Varanasi embodies the concept of foreign. Nothing is familiar. At Manikarnika ghat funeral pyres burn all day and all night. The wind billows the ashes of the dead through the air, swirling out over the river. Proximity to Manikarnika is evident from the smell of burning, the heaps of wood, and the glow of the pyres. While ducking into a side-alley I see a funeral procession pass. Bodies of the dead are carried, wrapped in colorful fabric, through the maze of streets to the ghat by a procession of chanting Indians. Before cremation the men remove the colorful fabric to reveal a pure white cloth wrapping and dip the body into the Ganges to purify the deceased. The bodies are burned individually on large wooden pyres. The wood used for the cremation fires is stacked everywhere, and provides an entire industry in Varanasi. Sandalwood is the most expensive, and the men of the ghat weigh each log as they determine how much wood is required to burn a body. Children, pregnant women, and sadhus are not cremated â€“ their bodies are placed directly in the river, because they are already pure. The burning is a purification process of the Hindu soul.

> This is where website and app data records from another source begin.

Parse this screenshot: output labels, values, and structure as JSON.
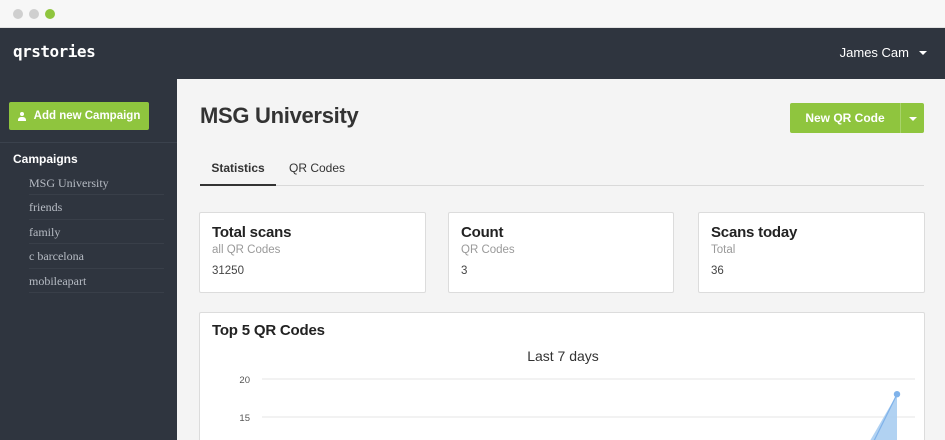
{
  "window": {
    "controls": [
      "close",
      "minimize",
      "maximize"
    ]
  },
  "nav": {
    "brand": "qrstories",
    "user_name": "James Cam"
  },
  "sidebar": {
    "add_button": "Add new Campaign",
    "heading": "Campaigns",
    "items": [
      {
        "label": "MSG University"
      },
      {
        "label": "friends"
      },
      {
        "label": "family"
      },
      {
        "label": "c barcelona"
      },
      {
        "label": "mobileapart"
      }
    ]
  },
  "main": {
    "title": "MSG University",
    "new_qr_button": "New QR Code",
    "tabs": [
      {
        "label": "Statistics",
        "active": true
      },
      {
        "label": "QR Codes",
        "active": false
      }
    ],
    "cards": [
      {
        "title": "Total scans",
        "subtitle": "all QR Codes",
        "value": "31250"
      },
      {
        "title": "Count",
        "subtitle": "QR Codes",
        "value": "3"
      },
      {
        "title": "Scans today",
        "subtitle": "Total",
        "value": "36"
      }
    ],
    "chart_heading": "Top 5 QR Codes"
  },
  "colors": {
    "accent": "#8fc53e",
    "nav_bg": "#2f353f",
    "series_fill": "#a9cdf1",
    "series_point": "#7fb2ea"
  },
  "chart_data": {
    "type": "area",
    "title": "Last 7 days",
    "xlabel": "",
    "ylabel": "",
    "y_ticks": [
      20,
      15
    ],
    "series": [
      {
        "values": [
          18
        ],
        "note_visible_only_last_point": true
      }
    ],
    "visible_last_value": 18,
    "grid": true
  }
}
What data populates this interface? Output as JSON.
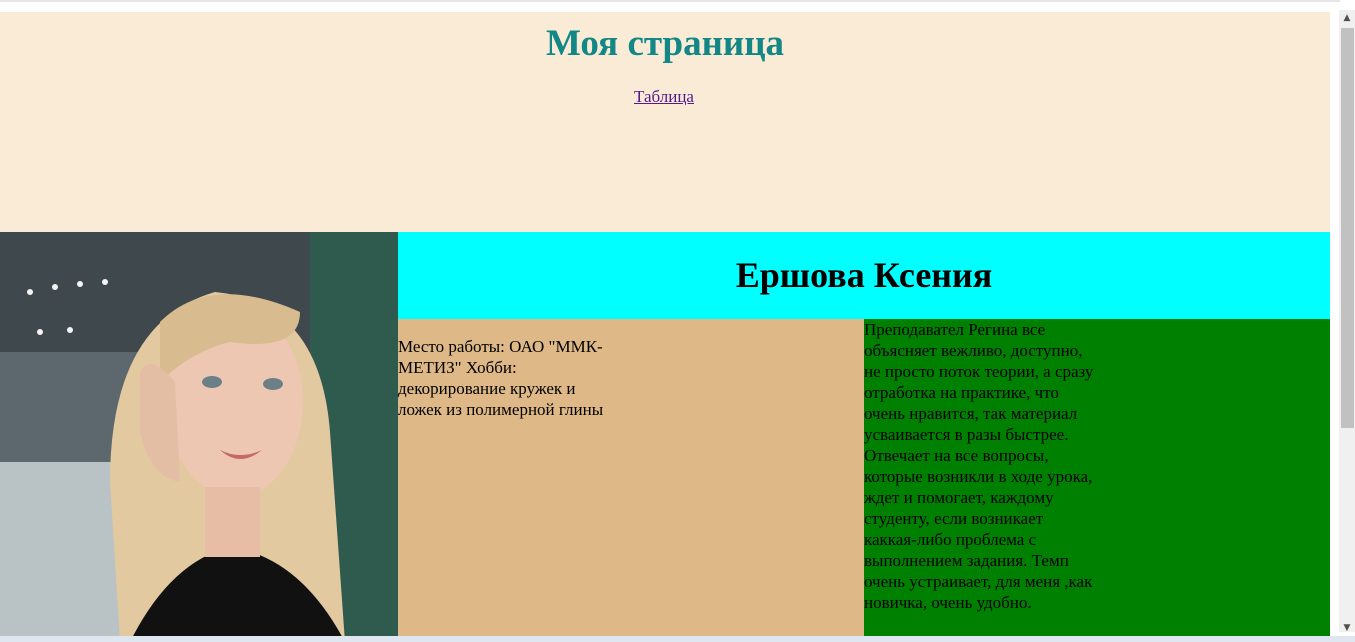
{
  "header": {
    "title": "Моя страница",
    "link_label": "Таблица"
  },
  "profile": {
    "photo_alt": "photo-of-woman",
    "name": "Ершова Ксения",
    "work_info": "Место работы: ОАО \"ММК-МЕТИЗ\" Хобби: декорирование кружек и ложек из полимерной глины",
    "review": "Преподавател Регина все объясняет вежливо, доступно, не просто поток теории, а сразу отработка на практике, что очень нравится, так материал усваивается в разы быстрее. Отвечает на все вопросы, которые возникли в ходе урока, ждет и помогает, каждому студенту, если возникает каккая-либо проблема с выполнением задания. Темп очень устраивает, для меня ,как новичка, очень удобно."
  },
  "colors": {
    "header_bg": "#faebd7",
    "title_color": "#128786",
    "name_bg": "#00ffff",
    "work_bg": "#deb887",
    "review_bg": "#008000"
  }
}
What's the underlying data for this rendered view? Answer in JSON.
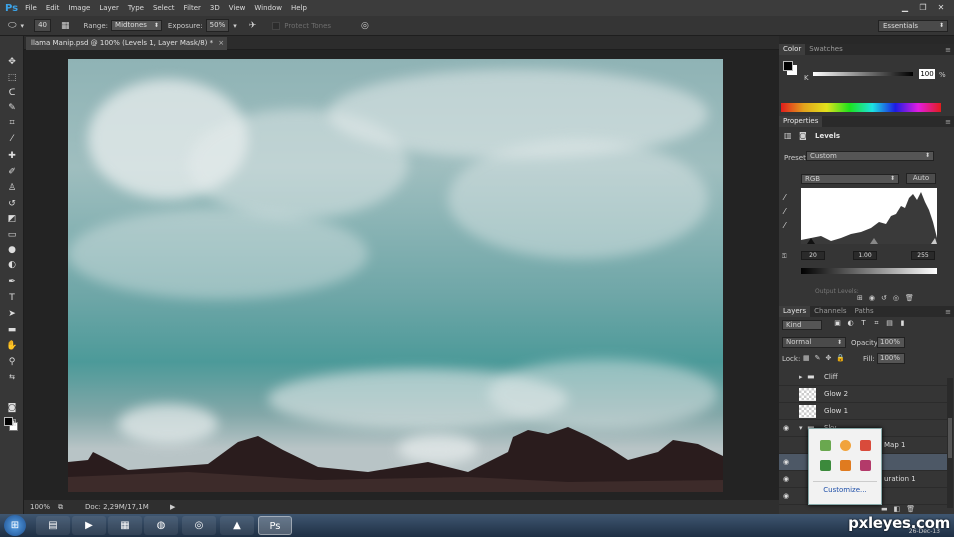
{
  "app": {
    "logo": "Ps"
  },
  "menu": [
    "File",
    "Edit",
    "Image",
    "Layer",
    "Type",
    "Select",
    "Filter",
    "3D",
    "View",
    "Window",
    "Help"
  ],
  "options": {
    "brush_size": "40",
    "range_label": "Range:",
    "range_value": "Midtones",
    "exposure_label": "Exposure:",
    "exposure_value": "50%",
    "protect_tones": "Protect Tones",
    "workspace": "Essentials"
  },
  "document": {
    "tab_title": "llama Manip.psd @ 100% (Levels 1, Layer Mask/8) *",
    "close": "×"
  },
  "status": {
    "zoom": "100%",
    "doc_size": "Doc: 2,29M/17,1M",
    "arrow": "▶"
  },
  "color_panel": {
    "tabs": [
      "Color",
      "Swatches"
    ],
    "channel": "K",
    "value": "100",
    "unit": "%"
  },
  "properties": {
    "tab": "Properties",
    "title": "Levels",
    "preset_label": "Preset:",
    "preset_value": "Custom",
    "channel": "RGB",
    "auto": "Auto",
    "input_black": "20",
    "input_gamma": "1.00",
    "input_white": "255",
    "output_label": "Output Levels:"
  },
  "layers_panel": {
    "tabs": [
      "Layers",
      "Channels",
      "Paths"
    ],
    "kind": "Kind",
    "blend_mode": "Normal",
    "opacity_label": "Opacity:",
    "opacity_value": "100%",
    "lock_label": "Lock:",
    "fill_label": "Fill:",
    "fill_value": "100%",
    "layers": [
      {
        "name": "Cliff",
        "type": "group",
        "visible": false
      },
      {
        "name": "Glow 2",
        "type": "layer",
        "visible": false
      },
      {
        "name": "Glow 1",
        "type": "layer",
        "visible": false
      },
      {
        "name": "Sky",
        "type": "group",
        "visible": true
      },
      {
        "name": "Map 1",
        "type": "adjustment",
        "visible": false
      },
      {
        "name": "",
        "type": "adjustment",
        "visible": true
      },
      {
        "name": "uration 1",
        "type": "adjustment",
        "visible": true
      },
      {
        "name": "",
        "type": "layer",
        "visible": true
      }
    ]
  },
  "popup": {
    "customize": "Customize..."
  },
  "taskbar": {
    "watermark": "pxleyes.com",
    "clock": "26-Dec-13"
  }
}
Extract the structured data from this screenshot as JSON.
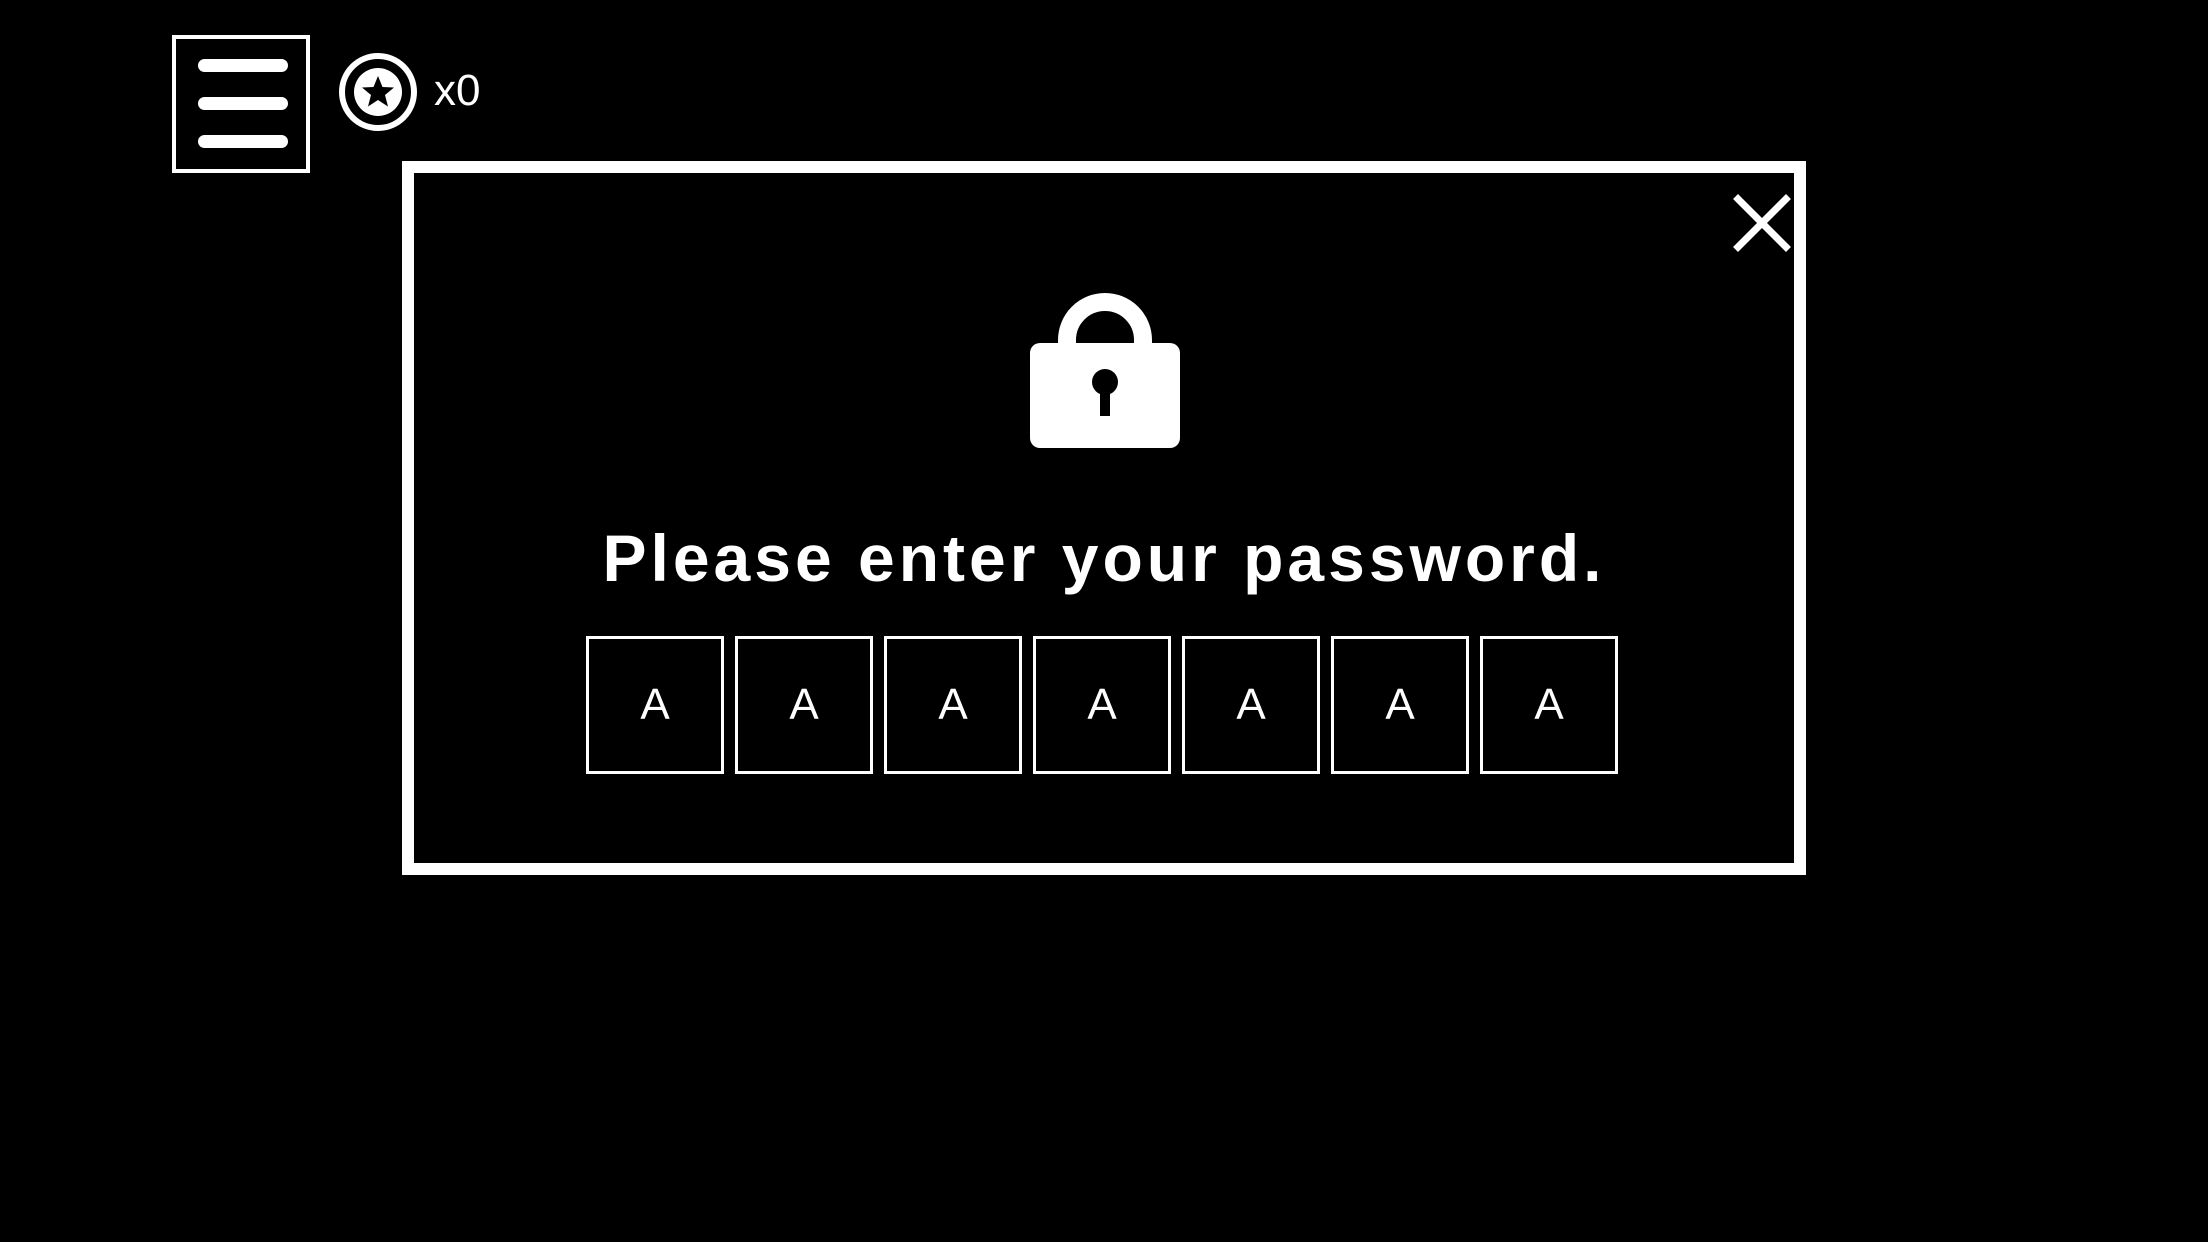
{
  "hud": {
    "menu_icon": "hamburger-menu-icon",
    "coin_icon": "star-coin-icon",
    "coin_count": "x0"
  },
  "dialog": {
    "lock_icon": "padlock-icon",
    "close_icon": "close-icon",
    "prompt": "Please enter your password.",
    "slots": [
      "A",
      "A",
      "A",
      "A",
      "A",
      "A",
      "A"
    ]
  },
  "colors": {
    "background": "#000000",
    "foreground": "#ffffff"
  }
}
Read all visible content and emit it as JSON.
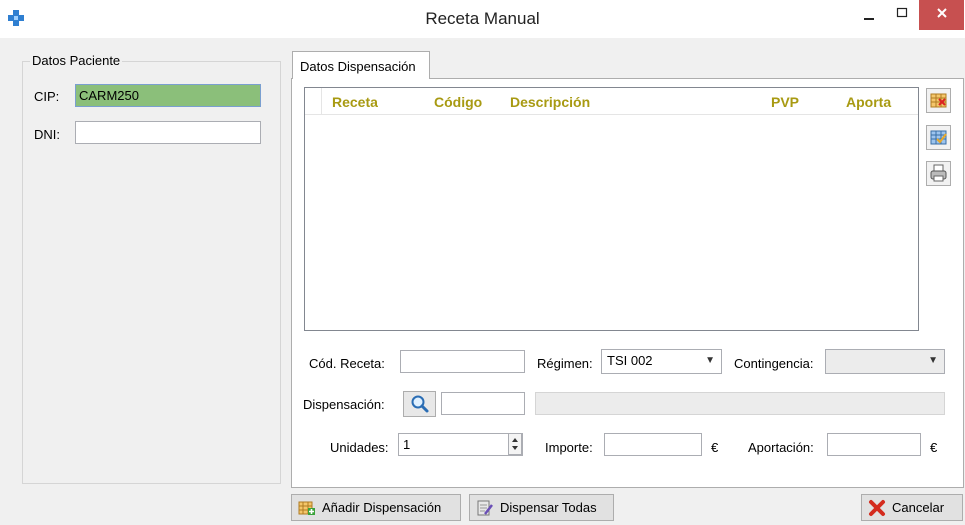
{
  "window": {
    "title": "Receta Manual",
    "minimize": "–",
    "maximize": "☐",
    "close": "✕"
  },
  "patient": {
    "group_title": "Datos Paciente",
    "cip_label": "CIP:",
    "cip_value": "CARM250",
    "dni_label": "DNI:",
    "dni_value": ""
  },
  "dispensation": {
    "tab_label": "Datos Dispensación",
    "grid": {
      "columns": [
        "Receta",
        "Código",
        "Descripción",
        "PVP",
        "Aporta"
      ],
      "rows": []
    },
    "side_buttons": [
      "clear-grid-icon",
      "check-grid-icon",
      "printer-icon"
    ],
    "cod_receta_label": "Cód. Receta:",
    "cod_receta_value": "",
    "regimen_label": "Régimen:",
    "regimen_value": "TSI 002",
    "contingencia_label": "Contingencia:",
    "contingencia_value": "",
    "dispensacion_label": "Dispensación:",
    "dispensacion_value": "",
    "unidades_label": "Unidades:",
    "unidades_value": "1",
    "importe_label": "Importe:",
    "importe_value": "",
    "importe_currency": "€",
    "aportacion_label": "Aportación:",
    "aportacion_value": "",
    "aportacion_currency": "€"
  },
  "buttons": {
    "add_label": "Añadir Dispensación",
    "dispense_all_label": "Dispensar Todas",
    "cancel_label": "Cancelar"
  },
  "colors": {
    "accent_header": "#a89a12",
    "cip_highlight": "#8bbf7a",
    "close_red": "#c75050"
  }
}
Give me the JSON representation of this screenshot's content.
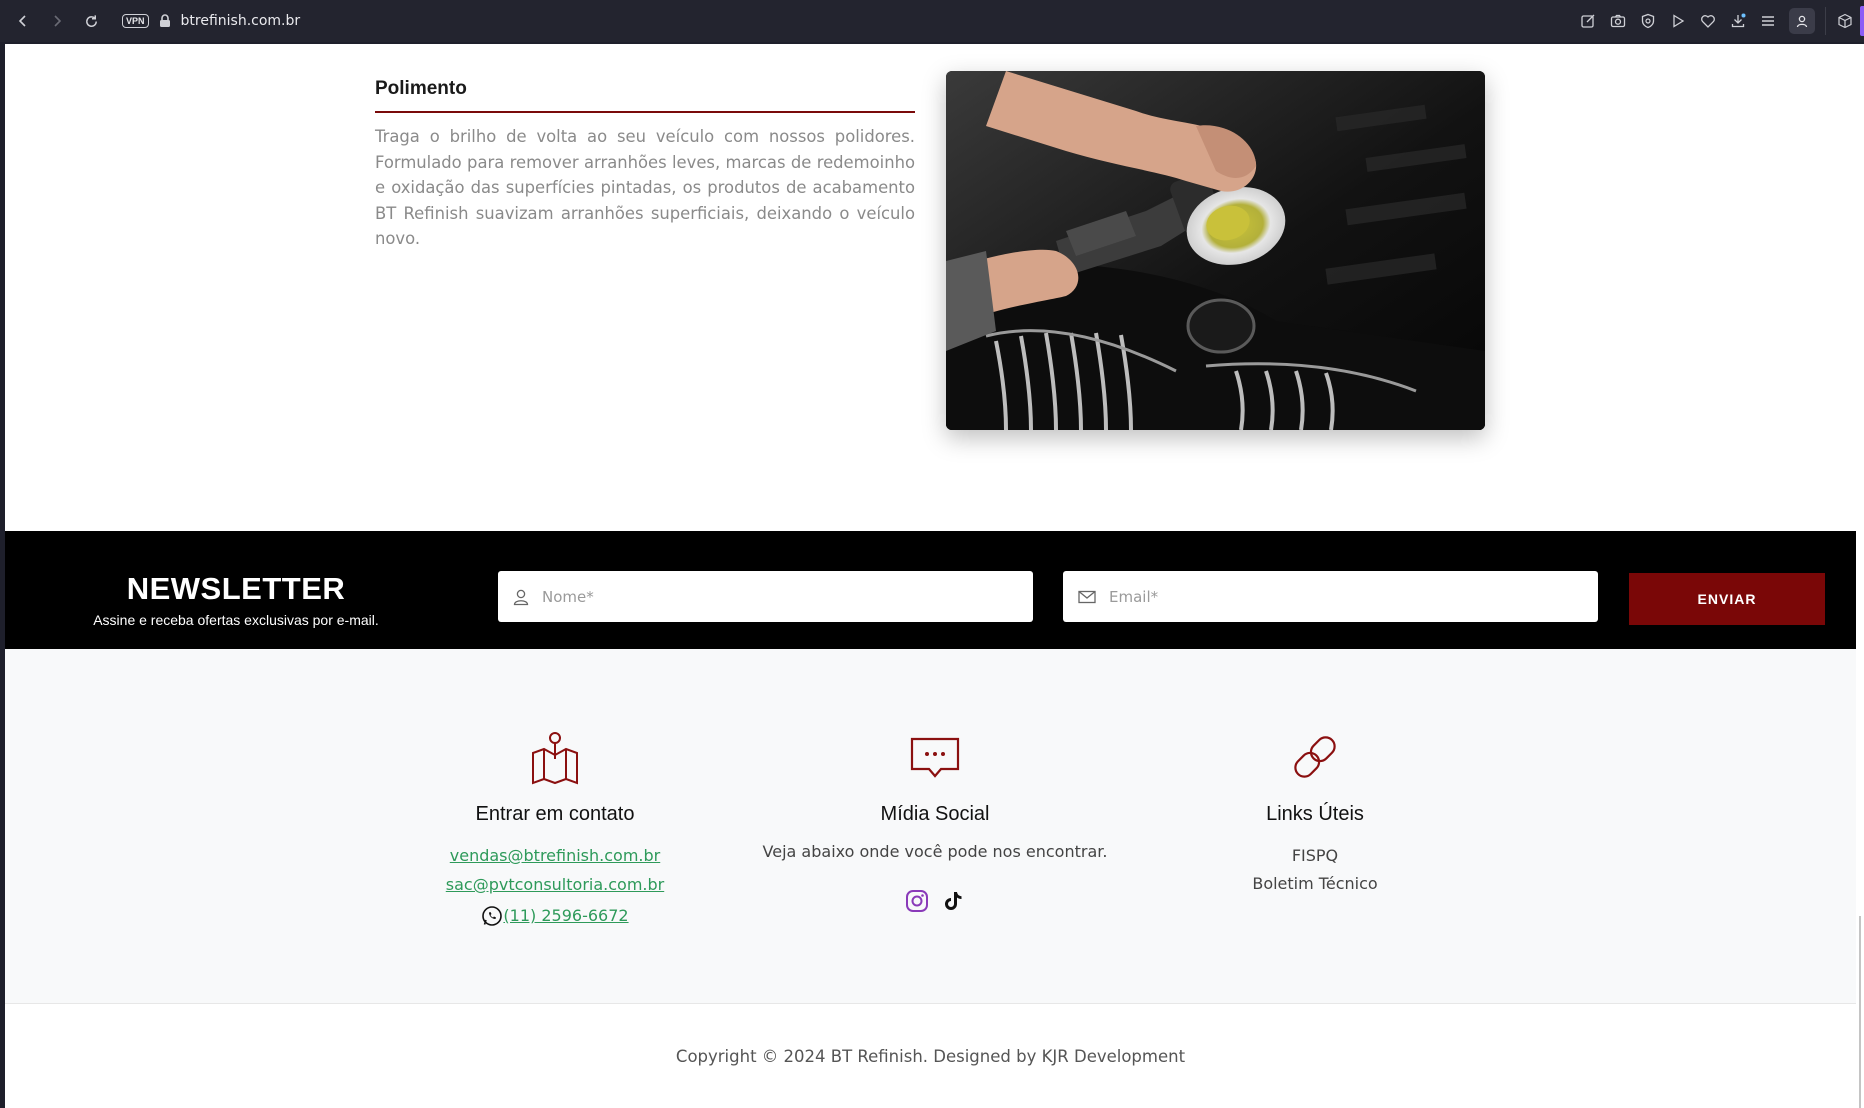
{
  "browser": {
    "url": "btrefinish.com.br",
    "vpn_label": "VPN"
  },
  "product": {
    "title": "Polimento",
    "description": "Traga o brilho de volta ao seu veículo com nossos polidores. Formulado para remover arranhões leves, marcas de redemoinho e oxidação das superfícies pintadas, os produtos de acabamento BT Refinish suavizam arranhões superficiais, deixando o veículo novo."
  },
  "newsletter": {
    "title": "NEWSLETTER",
    "subtitle": "Assine e receba ofertas exclusivas por e-mail.",
    "name_placeholder": "Nome*",
    "email_placeholder": "Email*",
    "submit_label": "ENVIAR"
  },
  "footer": {
    "contact": {
      "title": "Entrar em contato",
      "email_sales": "vendas@btrefinish.com.br",
      "email_sac": "sac@pvtconsultoria.com.br",
      "phone": " (11) 2596-6672"
    },
    "social": {
      "title": "Mídia Social",
      "text": "Veja abaixo onde você pode nos encontrar."
    },
    "links": {
      "title": "Links Úteis",
      "items": [
        "FISPQ",
        "Boletim Técnico"
      ]
    }
  },
  "copyright": "Copyright © 2024 BT Refinish. Designed by KJR Development",
  "colors": {
    "brand": "#7a0707",
    "link": "#2e9a5a",
    "newsletter_bg": "#000000",
    "footer_bg": "#f8f9fa"
  }
}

There is another tradition in the area dominated by fire â€“ the Ganga Aarti. In the Hindu faith, puja is offering â€“ giving to a deity in exchange for a blessing. Aarti is a fire worship ritual and is part of puja. There is a ceremony every night at Dasaswamedh ghat in Varanasi where many gather to watch the ceremony as priests circulate large fiery plates and make ritual chants. Attendees make their own personal offerings in the form of small aarti plates made from leaves, flowers, and candles. Devotees light the aarti and push it out into the Ganges. I made three aarti offerings to the Ganga â€“ one each for my mother, father, and sister.
My retreat from this burdensome atmosphere is the boat rides on the Ganges. Twice Raj has been my boatman. We push out into the flooded river before the sun rises and I prepare my camera gear as Raj settles into a rowing rhythm, sometimes chanting, sometimes silent, sometimes grunting. In those quiet mornings on the Ganga, Raj tells me about his past, his time in the army, his lost love. Out on the water he tells me about how he lost faith in one religion and found faith in another. He declares his aspirations, his hopes for good karma, and proudly shows off his muscles honed from hours of rowing. Raj is an excellent boatman and understands my desires during the morning boat rides. He navigates to the liveliest ghats where the churning colorful masses bathe in the holy waters.
Varanasi is one of the craziest, most colorful, full-of-culture, downright dirty, filthy, holy, foreign places I've ever been. I suggest a visit to everyone, but know what you are getting into! Nothing can prepare you for the wild streets of Varanasi!